The train station in Newaygo, circa 1940
Long before the arrival of Europeans to the Laurentians in the 19 th century, people came to hunt, fish and enjoy the sunsets on the shimmering surface of the lakes. Of this part of prehistory, we have few witnesses. Among the rare artifacts, there are these Huron and Iroquoian vessels dating back 500 and 700 years respectively, found in the nearby Lac des Seize-Îles. These almost-intact pots tell us of an ancient aboriginal presence in our valleys, as do some of the place names that describe the Laurentian landscape.
We are here near the hamlet of Newaygo located on the shore of Lake Saint-François-Xavier. There is speculation as to the origin of this name; one hypothesis is that the word “Newaygo” is an Algonquin term meaning 'much water'.

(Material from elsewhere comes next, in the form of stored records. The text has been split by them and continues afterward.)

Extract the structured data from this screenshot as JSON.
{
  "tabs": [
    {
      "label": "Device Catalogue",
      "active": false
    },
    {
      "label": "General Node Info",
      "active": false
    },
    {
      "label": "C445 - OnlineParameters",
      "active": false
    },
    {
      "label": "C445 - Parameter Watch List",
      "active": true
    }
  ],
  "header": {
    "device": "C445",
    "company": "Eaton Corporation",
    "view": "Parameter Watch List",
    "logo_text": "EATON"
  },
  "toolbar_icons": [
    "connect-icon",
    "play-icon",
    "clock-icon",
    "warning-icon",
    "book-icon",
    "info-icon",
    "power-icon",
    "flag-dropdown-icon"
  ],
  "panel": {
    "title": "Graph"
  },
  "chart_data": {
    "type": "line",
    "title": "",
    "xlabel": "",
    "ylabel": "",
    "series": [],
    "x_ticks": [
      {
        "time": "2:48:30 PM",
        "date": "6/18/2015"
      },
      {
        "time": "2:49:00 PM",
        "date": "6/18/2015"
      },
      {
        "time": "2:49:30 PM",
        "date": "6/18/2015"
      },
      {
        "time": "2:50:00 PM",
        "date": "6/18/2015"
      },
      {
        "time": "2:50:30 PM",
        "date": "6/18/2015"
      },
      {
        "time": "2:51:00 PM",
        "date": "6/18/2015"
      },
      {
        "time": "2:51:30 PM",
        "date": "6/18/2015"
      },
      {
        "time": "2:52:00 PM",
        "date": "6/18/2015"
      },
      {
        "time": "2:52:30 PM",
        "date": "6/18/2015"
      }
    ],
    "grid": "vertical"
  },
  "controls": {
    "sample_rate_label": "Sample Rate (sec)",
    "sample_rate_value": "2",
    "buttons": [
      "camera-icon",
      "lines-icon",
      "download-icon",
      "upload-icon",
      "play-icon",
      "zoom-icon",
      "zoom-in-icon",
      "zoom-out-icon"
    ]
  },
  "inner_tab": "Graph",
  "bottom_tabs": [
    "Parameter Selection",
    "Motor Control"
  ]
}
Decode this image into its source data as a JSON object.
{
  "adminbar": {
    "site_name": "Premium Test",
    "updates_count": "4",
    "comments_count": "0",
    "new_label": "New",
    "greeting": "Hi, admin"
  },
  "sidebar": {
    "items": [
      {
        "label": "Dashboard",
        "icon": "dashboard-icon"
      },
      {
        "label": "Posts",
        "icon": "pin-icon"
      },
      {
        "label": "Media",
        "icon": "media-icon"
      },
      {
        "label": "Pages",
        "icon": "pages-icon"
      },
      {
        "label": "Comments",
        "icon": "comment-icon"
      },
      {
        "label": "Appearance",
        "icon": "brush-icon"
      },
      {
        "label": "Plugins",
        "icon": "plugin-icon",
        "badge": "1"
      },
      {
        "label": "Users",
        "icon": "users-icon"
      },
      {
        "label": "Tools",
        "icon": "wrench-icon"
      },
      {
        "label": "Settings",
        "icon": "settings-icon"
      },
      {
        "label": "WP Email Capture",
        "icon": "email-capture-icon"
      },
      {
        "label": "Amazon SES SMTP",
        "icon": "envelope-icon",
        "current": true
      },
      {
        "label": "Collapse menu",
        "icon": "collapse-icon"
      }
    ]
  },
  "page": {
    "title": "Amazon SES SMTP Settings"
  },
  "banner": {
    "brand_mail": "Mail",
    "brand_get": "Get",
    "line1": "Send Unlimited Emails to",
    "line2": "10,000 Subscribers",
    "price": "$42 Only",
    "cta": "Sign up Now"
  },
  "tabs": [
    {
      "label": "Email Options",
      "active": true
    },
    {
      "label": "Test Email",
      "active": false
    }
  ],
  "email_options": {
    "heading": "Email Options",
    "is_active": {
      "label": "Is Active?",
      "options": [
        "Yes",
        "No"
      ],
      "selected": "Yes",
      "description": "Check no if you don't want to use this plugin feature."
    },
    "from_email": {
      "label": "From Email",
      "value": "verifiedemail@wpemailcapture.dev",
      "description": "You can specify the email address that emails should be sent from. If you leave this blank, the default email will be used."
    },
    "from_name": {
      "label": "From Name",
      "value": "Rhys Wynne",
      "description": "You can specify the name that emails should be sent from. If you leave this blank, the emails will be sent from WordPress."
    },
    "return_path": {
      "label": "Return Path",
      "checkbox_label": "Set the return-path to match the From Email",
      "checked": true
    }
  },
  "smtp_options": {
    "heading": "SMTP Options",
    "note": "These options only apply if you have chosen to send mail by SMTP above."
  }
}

It should be noted that a county in Michigan is also named Newaygo and accordingto their research it comes from the Chippewa chief, Nawago, signatory of the Treaty of Saginaw in 1819.